◆ Task to carry out
What follows is a set of entries. Give them again exactly, without the pictures.

◆ Input data
Segment Open

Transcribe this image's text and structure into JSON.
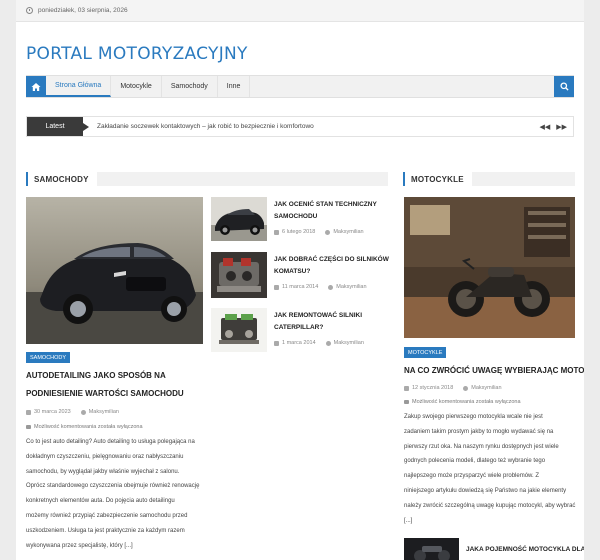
{
  "topbar": {
    "date": "poniedziałek, 03 sierpnia, 2026"
  },
  "site": {
    "title": "PORTAL MOTORYZACYJNY"
  },
  "nav": {
    "items": [
      {
        "label": "Strona Główna"
      },
      {
        "label": "Motocykle"
      },
      {
        "label": "Samochody"
      },
      {
        "label": "Inne"
      }
    ]
  },
  "ticker": {
    "label": "Latest",
    "text": "Zakładanie soczewek kontaktowych – jak robić to bezpiecznie i komfortowo"
  },
  "samochody": {
    "heading": "SAMOCHODY",
    "main": {
      "badge": "SAMOCHODY",
      "title_line1": "AUTODETAILING JAKO SPOSÓB NA",
      "title_line2": "PODNIESIENIE WARTOŚCI SAMOCHODU",
      "date": "30 marca 2023",
      "author": "Maksymilian",
      "comments": "Możliwość komentowania została wyłączona",
      "excerpt": [
        "Co to jest auto detailing? Auto detailing to usługa polegająca na",
        "dokładnym czyszczeniu, pielęgnowaniu oraz nabłyszczaniu",
        "samochodu, by wyglądał jakby właśnie wyjechał z salonu.",
        "Oprócz standardowego czyszczenia obejmuje również renowację",
        "konkretnych elementów auta. Do pojęcia auto detailingu",
        "możemy również przypiąć zabezpieczenie samochodu przed",
        "uszkodzeniem. Usługa ta jest praktycznie za każdym razem",
        "wykonywana przez specjalistę, który [...]"
      ]
    },
    "side": [
      {
        "title_line1": "JAK OCENIĆ STAN TECHNICZNY",
        "title_line2": "SAMOCHODU",
        "date": "6 lutego 2018",
        "author": "Maksymilian"
      },
      {
        "title_line1": "JAK DOBRAĆ CZĘŚCI DO SILNIKÓW",
        "title_line2": "KOMATSU?",
        "date": "11 marca 2014",
        "author": "Maksymilian"
      },
      {
        "title_line1": "JAK REMONTOWAĆ SILNIKI",
        "title_line2": "CATERPILLAR?",
        "date": "1 marca 2014",
        "author": "Maksymilian"
      }
    ]
  },
  "motocykle": {
    "heading": "MOTOCYKLE",
    "main": {
      "badge": "MOTOCYKLE",
      "title": "NA CO ZWRÓCIĆ UWAGĘ WYBIERAJĄC MOTOR",
      "date": "12 stycznia 2018",
      "author": "Maksymilian",
      "comments": "Możliwość komentowania została wyłączona",
      "excerpt": [
        "Zakup swojego pierwszego motocykla wcale nie jest",
        "zadaniem takim prostym jakby to mogło wydawać się na",
        "pierwszy rzut oka. Na naszym rynku dostępnych jest wiele",
        "godnych polecenia modeli, dlatego też wybranie tego",
        "najlepszego może przysparzyć wiele problemów. Z",
        "niniejszego artykułu dowiedzą się Państwo na jakie elementy",
        "należy zwrócić szczególną uwagę kupując motocykl, aby wybrać [...]"
      ]
    },
    "next": {
      "title": "JAKA POJEMNOŚĆ MOTOCYKLA DLA"
    }
  },
  "colors": {
    "accent": "#2a7abf",
    "ticker_label_bg": "#3a3a3a"
  }
}
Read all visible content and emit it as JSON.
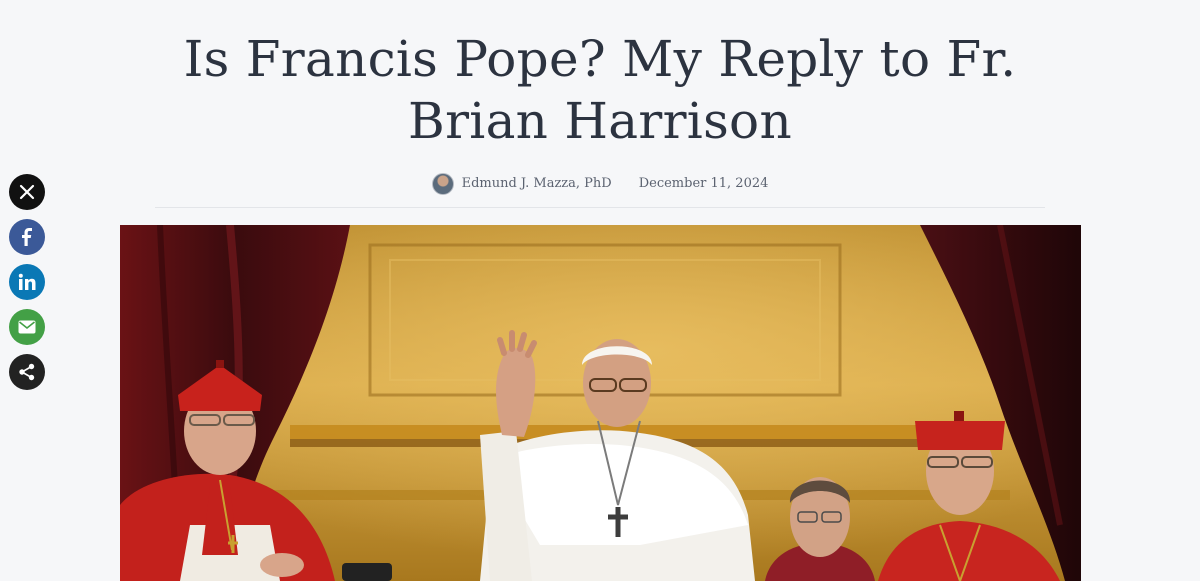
{
  "article": {
    "title": "Is Francis Pope? My Reply to Fr. Brian Harrison",
    "author": "Edmund J. Mazza, PhD",
    "date": "December 11, 2024"
  },
  "share": [
    {
      "name": "x-icon",
      "color": "#111111"
    },
    {
      "name": "facebook-icon",
      "color": "#3b5998"
    },
    {
      "name": "linkedin-icon",
      "color": "#0a78b5"
    },
    {
      "name": "email-icon",
      "color": "#43a046"
    },
    {
      "name": "share-icon",
      "color": "#222222"
    }
  ],
  "colors": {
    "background": "#f6f7f9",
    "title": "#2c3340",
    "meta": "#5b6270"
  }
}
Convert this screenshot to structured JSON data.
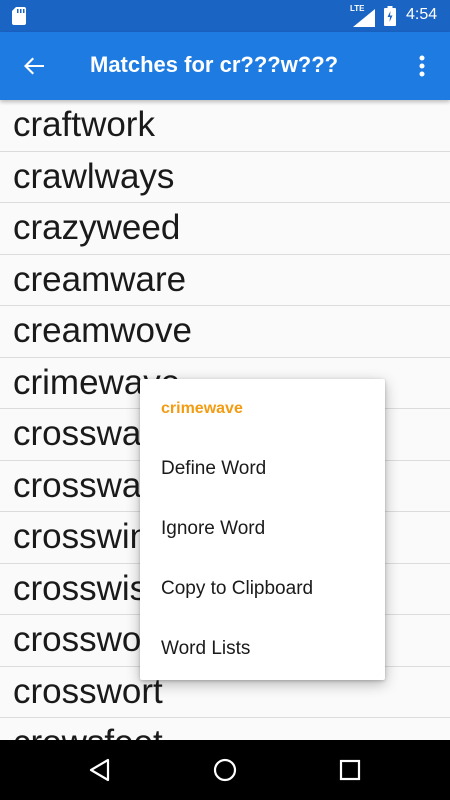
{
  "status_bar": {
    "network": "LTE",
    "time": "4:54",
    "icons": [
      "sd-card-icon",
      "signal-icon",
      "battery-icon"
    ]
  },
  "app_bar": {
    "title": "Matches for cr???w???",
    "back_icon": "arrow-back-icon",
    "overflow_icon": "more-vert-icon"
  },
  "words": [
    "craftwork",
    "crawlways",
    "crazyweed",
    "creamware",
    "creamwove",
    "crimewave",
    "crossways",
    "crosswalk",
    "crosswind",
    "crosswise",
    "crossword",
    "crosswort",
    "crowsfeet"
  ],
  "context_menu": {
    "header": "crimewave",
    "items": [
      "Define Word",
      "Ignore Word",
      "Copy to Clipboard",
      "Word Lists"
    ]
  },
  "nav_bar": {
    "icons": [
      "nav-back-icon",
      "nav-home-icon",
      "nav-recents-icon"
    ]
  },
  "colors": {
    "status_bar": "#1a64c4",
    "app_bar": "#1e7be2",
    "menu_header": "#f39c12",
    "divider": "#dcdcdc"
  }
}
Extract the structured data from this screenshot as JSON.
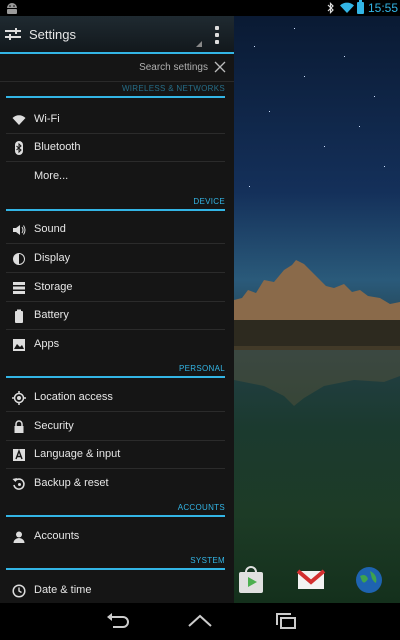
{
  "status_bar": {
    "time": "15:55"
  },
  "header": {
    "title": "Settings"
  },
  "search": {
    "hint": "Search settings"
  },
  "sections": {
    "wireless": "WIRELESS & NETWORKS",
    "device": "DEVICE",
    "personal": "PERSONAL",
    "accounts": "ACCOUNTS",
    "system": "SYSTEM"
  },
  "items": {
    "wifi": "Wi-Fi",
    "bluetooth": "Bluetooth",
    "more": "More...",
    "sound": "Sound",
    "display": "Display",
    "storage": "Storage",
    "battery": "Battery",
    "apps": "Apps",
    "location": "Location access",
    "security": "Security",
    "language": "Language & input",
    "backup": "Backup & reset",
    "accounts": "Accounts",
    "datetime": "Date & time"
  },
  "colors": {
    "accent": "#33b5e5",
    "panel": "#151515"
  },
  "icons": [
    "android-icon",
    "bluetooth-icon",
    "wifi-icon",
    "battery-icon",
    "sliders-icon",
    "overflow-menu-icon",
    "close-icon",
    "play-store-icon",
    "gmail-icon",
    "browser-globe-icon",
    "back-icon",
    "home-icon",
    "recents-icon"
  ]
}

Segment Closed

◆ Answer for this exercise
Transcribe this image's text and structure into JSON.
{
  "topbar": {
    "date": "poniedziałek, 03 sierpnia, 2026"
  },
  "site": {
    "title": "PORTAL MOTORYZACYJNY"
  },
  "nav": {
    "items": [
      {
        "label": "Strona Główna"
      },
      {
        "label": "Motocykle"
      },
      {
        "label": "Samochody"
      },
      {
        "label": "Inne"
      }
    ]
  },
  "ticker": {
    "label": "Latest",
    "text": "Zakładanie soczewek kontaktowych – jak robić to bezpiecznie i komfortowo"
  },
  "samochody": {
    "heading": "SAMOCHODY",
    "main": {
      "badge": "SAMOCHODY",
      "title_line1": "AUTODETAILING JAKO SPOSÓB NA",
      "title_line2": "PODNIESIENIE WARTOŚCI SAMOCHODU",
      "date": "30 marca 2023",
      "author": "Maksymilian",
      "comments": "Możliwość komentowania została wyłączona",
      "excerpt": [
        "Co to jest auto detailing? Auto detailing to usługa polegająca na",
        "dokładnym czyszczeniu, pielęgnowaniu oraz nabłyszczaniu",
        "samochodu, by wyglądał jakby właśnie wyjechał z salonu.",
        "Oprócz standardowego czyszczenia obejmuje również renowację",
        "konkretnych elementów auta. Do pojęcia auto detailingu",
        "możemy również przypiąć zabezpieczenie samochodu przed",
        "uszkodzeniem. Usługa ta jest praktycznie za każdym razem",
        "wykonywana przez specjalistę, który [...]"
      ]
    },
    "side": [
      {
        "title_line1": "JAK OCENIĆ STAN TECHNICZNY",
        "title_line2": "SAMOCHODU",
        "date": "6 lutego 2018",
        "author": "Maksymilian"
      },
      {
        "title_line1": "JAK DOBRAĆ CZĘŚCI DO SILNIKÓW",
        "title_line2": "KOMATSU?",
        "date": "11 marca 2014",
        "author": "Maksymilian"
      },
      {
        "title_line1": "JAK REMONTOWAĆ SILNIKI",
        "title_line2": "CATERPILLAR?",
        "date": "1 marca 2014",
        "author": "Maksymilian"
      }
    ]
  },
  "motocykle": {
    "heading": "MOTOCYKLE",
    "main": {
      "badge": "MOTOCYKLE",
      "title": "NA CO ZWRÓCIĆ UWAGĘ WYBIERAJĄC MOTOR",
      "date": "12 stycznia 2018",
      "author": "Maksymilian",
      "comments": "Możliwość komentowania została wyłączona",
      "excerpt": [
        "Zakup swojego pierwszego motocykla wcale nie jest",
        "zadaniem takim prostym jakby to mogło wydawać się na",
        "pierwszy rzut oka. Na naszym rynku dostępnych jest wiele",
        "godnych polecenia modeli, dlatego też wybranie tego",
        "najlepszego może przysparzyć wiele problemów. Z",
        "niniejszego artykułu dowiedzą się Państwo na jakie elementy",
        "należy zwrócić szczególną uwagę kupując motocykl, aby wybrać [...]"
      ]
    },
    "next": {
      "title": "JAKA POJEMNOŚĆ MOTOCYKLA DLA"
    }
  },
  "colors": {
    "accent": "#2a7abf",
    "ticker_label_bg": "#3a3a3a"
  }
}
Read all visible content and emit it as JSON.
{
  "article": {
    "title": "Is Francis Pope? My Reply to Fr. Brian Harrison",
    "author": "Edmund J. Mazza, PhD",
    "date": "December 11, 2024"
  },
  "share": [
    {
      "name": "x-icon",
      "color": "#111111"
    },
    {
      "name": "facebook-icon",
      "color": "#3b5998"
    },
    {
      "name": "linkedin-icon",
      "color": "#0a78b5"
    },
    {
      "name": "email-icon",
      "color": "#43a046"
    },
    {
      "name": "share-icon",
      "color": "#222222"
    }
  ],
  "colors": {
    "background": "#f6f7f9",
    "title": "#2c3340",
    "meta": "#5b6270"
  }
}
Convert this screenshot to structured JSON data.
{
  "status_bar": {
    "network": "LTE",
    "time": "4:54",
    "icons": [
      "sd-card-icon",
      "signal-icon",
      "battery-icon"
    ]
  },
  "app_bar": {
    "title": "Matches for cr???w???",
    "back_icon": "arrow-back-icon",
    "overflow_icon": "more-vert-icon"
  },
  "words": [
    "craftwork",
    "crawlways",
    "crazyweed",
    "creamware",
    "creamwove",
    "crimewave",
    "crossways",
    "crosswalk",
    "crosswind",
    "crosswise",
    "crossword",
    "crosswort",
    "crowsfeet"
  ],
  "context_menu": {
    "header": "crimewave",
    "items": [
      "Define Word",
      "Ignore Word",
      "Copy to Clipboard",
      "Word Lists"
    ]
  },
  "nav_bar": {
    "icons": [
      "nav-back-icon",
      "nav-home-icon",
      "nav-recents-icon"
    ]
  },
  "colors": {
    "status_bar": "#1a64c4",
    "app_bar": "#1e7be2",
    "menu_header": "#f39c12",
    "divider": "#dcdcdc"
  }
}
Extract the structured data from this screenshot as JSON.
{
  "status_bar": {
    "time": "15:55"
  },
  "header": {
    "title": "Settings"
  },
  "search": {
    "hint": "Search settings"
  },
  "sections": {
    "wireless": "WIRELESS & NETWORKS",
    "device": "DEVICE",
    "personal": "PERSONAL",
    "accounts": "ACCOUNTS",
    "system": "SYSTEM"
  },
  "items": {
    "wifi": "Wi-Fi",
    "bluetooth": "Bluetooth",
    "more": "More...",
    "sound": "Sound",
    "display": "Display",
    "storage": "Storage",
    "battery": "Battery",
    "apps": "Apps",
    "location": "Location access",
    "security": "Security",
    "language": "Language & input",
    "backup": "Backup & reset",
    "accounts": "Accounts",
    "datetime": "Date & time"
  },
  "colors": {
    "accent": "#33b5e5",
    "panel": "#151515"
  },
  "icons": [
    "android-icon",
    "bluetooth-icon",
    "wifi-icon",
    "battery-icon",
    "sliders-icon",
    "overflow-menu-icon",
    "close-icon",
    "play-store-icon",
    "gmail-icon",
    "browser-globe-icon",
    "back-icon",
    "home-icon",
    "recents-icon"
  ]
}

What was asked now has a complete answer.